What you have to do:
Locate the word "glyph" in the material, then show every line that holds it.

Dataset:
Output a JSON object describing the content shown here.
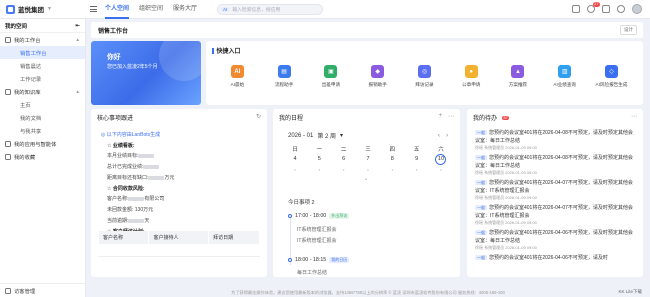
{
  "header": {
    "brand": "蓝悦集团",
    "tabs": [
      "个人空间",
      "组织空间",
      "服务大厅"
    ],
    "active_tab": 0,
    "search": {
      "tag": "AI",
      "placeholder": "输入检索信息，搜应用"
    },
    "notification_count": "27"
  },
  "sidebar": {
    "title": "我的空间",
    "groups": [
      {
        "label": "我的工作台",
        "items": [
          "销售工作台",
          "销售晨达",
          "工作记录"
        ]
      },
      {
        "label": "我的知识库",
        "items": [
          "主页",
          "我的文档",
          "与我共享"
        ]
      },
      {
        "label": "我的应用与智能体",
        "items": []
      },
      {
        "label": "我的收藏",
        "items": []
      }
    ],
    "footer": "访客管理"
  },
  "page": {
    "title": "销售工作台",
    "settings_label": "设计"
  },
  "welcome": {
    "greeting": "你好",
    "subtitle": "您已加入蓝凌2年5个月"
  },
  "quick_entry": {
    "title": "快捷入口",
    "items": [
      {
        "label": "AI晨始",
        "icon": "ai-icon",
        "glyph": "AI",
        "color": "#f28b2f"
      },
      {
        "label": "流程助手",
        "icon": "workflow-icon",
        "glyph": "▤",
        "color": "#3a7bf0"
      },
      {
        "label": "出差申请",
        "icon": "briefcase-icon",
        "glyph": "▣",
        "color": "#2fae6a"
      },
      {
        "label": "报销助手",
        "icon": "wallet-icon",
        "glyph": "◆",
        "color": "#8a5ae0"
      },
      {
        "label": "拜访记录",
        "icon": "team-icon",
        "glyph": "◎",
        "color": "#5a6ef0"
      },
      {
        "label": "公章申请",
        "icon": "stamp-icon",
        "glyph": "●",
        "color": "#f2b22f"
      },
      {
        "label": "方案推荐",
        "icon": "graduation-icon",
        "glyph": "▲",
        "color": "#8a5ae0"
      },
      {
        "label": "AI业绩查询",
        "icon": "chart-icon",
        "glyph": "▥",
        "color": "#2f9ff0"
      },
      {
        "label": "AI风险报告生成",
        "icon": "report-icon",
        "glyph": "◇",
        "color": "#3a6ff0"
      }
    ]
  },
  "core": {
    "title": "核心事项跟进",
    "link": "以下内容由LanBots生成",
    "sections": [
      {
        "heading": "业绩看板:",
        "rows": [
          "本月业绩目标:",
          "总计已完成业绩:",
          "距离目标还有缺口:"
        ],
        "suffix": [
          "",
          "",
          "万元"
        ]
      },
      {
        "heading": "合同收款风险:",
        "rows": [
          "客户名称:",
          "未回款金额: 130万元",
          "当前逾期:"
        ],
        "suffix": [
          "有限公司",
          "",
          "天"
        ]
      },
      {
        "heading": "客户拜访计划:",
        "rows": [],
        "suffix": []
      }
    ],
    "table_headers": [
      "客户名称",
      "客户接待人",
      "拜访日期"
    ]
  },
  "schedule": {
    "title": "我的日程",
    "month": "2026 - 01",
    "week": "第 2 周",
    "weekdays": [
      "日",
      "一",
      "二",
      "三",
      "四",
      "五",
      "六"
    ],
    "days": [
      "4",
      "5",
      "6",
      "7",
      "8",
      "9",
      "10"
    ],
    "today_index": 6,
    "count_label": "今日事项",
    "count": "2",
    "events": [
      {
        "time": "17:00 - 18:00",
        "tag": "外出拜访",
        "tag_style": "green",
        "lines": [
          "IT系统管理汇报会",
          "IT系统管理汇报会"
        ]
      },
      {
        "time": "18:00 - 18:15",
        "tag": "我的日历",
        "tag_style": "blue",
        "lines": [
          "每日工作总结"
        ]
      }
    ]
  },
  "todo": {
    "title": "我的待办",
    "badge": "87",
    "items": [
      {
        "tag": "一般",
        "text": "您预约的会议室401将在2026-04-08不可预定，请及时预定其他会议室：每日工作总结",
        "meta": "徐瑶    系统管理员    2026-01-09 09:00"
      },
      {
        "tag": "一般",
        "text": "您预约的会议室401将在2026-04-08不可预定，请及时预定其他会议室：每日工作总结",
        "meta": "徐瑶    系统管理员    2026-01-09 09:00"
      },
      {
        "tag": "一般",
        "text": "您预约的会议室401将在2026-04-07不可预定，请及时预定其他会议室：IT系统管理汇报会",
        "meta": "徐瑶    系统管理员    2026-01-09 09:00"
      },
      {
        "tag": "一般",
        "text": "您预约的会议室401将在2026-04-07不可预定，请及时预定其他会议室：IT系统管理汇报会",
        "meta": "徐瑶    系统管理员    2026-01-09 09:00"
      },
      {
        "tag": "一般",
        "text": "您预约的会议室401将在2026-04-06不可预定，请及时预定其他会议室：每日工作总结",
        "meta": "徐瑶    系统管理员    2026-01-09 09:00"
      },
      {
        "tag": "一般",
        "text": "您预约的会议室401将在2026-04-06不可预定，请及时",
        "meta": ""
      }
    ]
  },
  "footer": {
    "text": "为了获得最佳操作体验，建议您使用最新版本的浏览器，支持1366*768以上的分辨率     © 蓝凌 深圳市蓝凌软件股份有限公司 服务热线：4006-189-100",
    "right": "KK Lite下载"
  }
}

Written response:
        "glyph": "AI",
        "glyph": "▤",
        "glyph": "▣",
        "glyph": "◆",
        "glyph": "◎",
        "glyph": "●",
        "glyph": "▲",
        "glyph": "▥",
        "glyph": "◇",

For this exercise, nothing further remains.